Thank you for the great interview and wishing you well, friend. Follow your heart to the adventures of tomorrow.

Thanks, Gideon!

Meet Pierce Lilholt, Entrepreneur

Pierce Lilholt is a serial entrepreneur. He creates companies and brands. In his free time, he likes to play the piano. To learn more about him and his work, please visit www.PierceLilholt.com.

1. What drew you toward media and communications as you built your career?

Media and communications are fun! 2. Would you tell us a little more about Lilholt Technology Solutions LLC and the work you do with software and other technology?

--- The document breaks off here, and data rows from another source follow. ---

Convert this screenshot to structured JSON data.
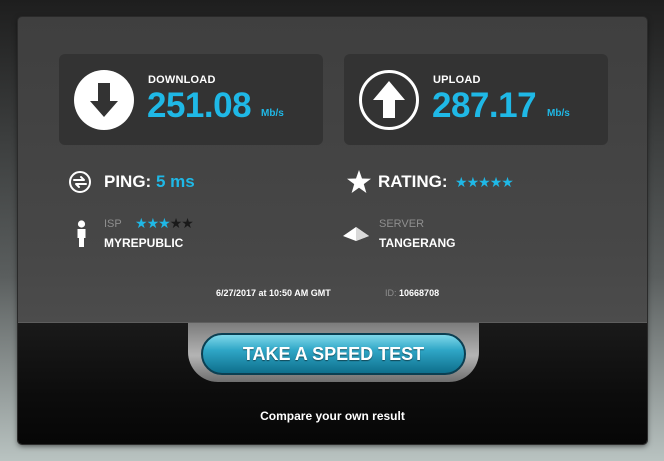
{
  "download": {
    "label": "DOWNLOAD",
    "value": "251.08",
    "unit": "Mb/s",
    "icon": "arrow-down-circle-icon"
  },
  "upload": {
    "label": "UPLOAD",
    "value": "287.17",
    "unit": "Mb/s",
    "icon": "arrow-up-circle-icon"
  },
  "ping": {
    "label": "PING:",
    "value": "5 ms",
    "icon": "ping-arrows-icon"
  },
  "rating": {
    "label": "RATING:",
    "stars_total": 5,
    "stars_filled": 5,
    "icon": "star-icon"
  },
  "isp": {
    "label": "ISP",
    "name": "MYREPUBLIC",
    "stars_total": 5,
    "stars_filled": 3,
    "icon": "person-icon"
  },
  "server": {
    "label": "SERVER",
    "name": "TANGERANG",
    "icon": "server-pyramid-icon"
  },
  "meta": {
    "date": "6/27/2017 at 10:50 AM GMT",
    "id_label": "ID:",
    "id_value": "10668708"
  },
  "cta": {
    "button_label": "TAKE A SPEED TEST",
    "compare_text": "Compare your own result"
  },
  "colors": {
    "accent": "#1fb8e6",
    "panel": "#333333",
    "button": "#2fa6c6"
  }
}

Lilholt Technology Solutions LLC is an internationally diversified software development and information technology company. Lilholt Technology Solutions is launching an app in conjunction with the media giant Universal Language Productions. With Universal Language Productions as a branding and content syndication partner, Lilholt Technology Solutions plans to leverage the ULP network to launch the ULP TV app. The first launch phase of the ULP TV app includes a multi-platform rollout across Amazon Fire TV, Roku, Android, as well as a fully functional experience on web browsers at www.ULPTV.com.

3. As a serial entrepreneur, how do you choose the projects you wish to become involved in?

I choose projects based on their FV. FV is term used a lot at Universal Language Productions. FV, or Fun Value, is a percentage based on an individual's FVI (Fun Value Index). Everyone has a different FVI, because everyone has a different idea of fun. What someone might find fun, another person might find scary, overly stimulating, or downright boring. When I am choosing a project, I disregard my own FVI, and I consider the potential FV that the results of the project will have based on the FVI of the target market. If it is not fun, I don't touch it. If the FV is high, I am all over it. It's all about the fun!

4. What projects are you currently working on?

The project I am most excited about is ULP TV. ULP TV makes watching TV easy and fun. Unlike Netflix or other streaming services where you have to know what you want to watch and then search for or browse for the titles of shows you want to watch, ULP TV allows you to flip through channels like you are watching cable TV. Searching for something to watch isn't fun. ULP TV is a container app, so anyone can make a channel and syndicate content they want to watch to custom tailor their experience and watch the shows that they think are fun. Friends, family, and people all over the world can tune in to watch your syndications. You don't need to make a channel to start watching. The channels are organized in ways which are conducive to the easiest possible watching experience. People often wonder why you can't filter out all of the four and five star reviewed movies on Netflix. I think it is pretty obvious. I believe that if I filtered out all of the four or five star movies and TV shows on Netflix, I would watch all of the highly rated movies and TV shows and never even peek at the titles with poor ratings. In my opinion, that would make Netflix seem much less valuable. With ULP TV, you can see what is popular, and watch what is good. ULP TV is just plain FUN!

5. Do you have any plans for 2017 that are particularly exciting for you?

I only have one plan for 2017. I plan on having the most fun in 2017! Now, that's exciting!

Thanks, Pierce!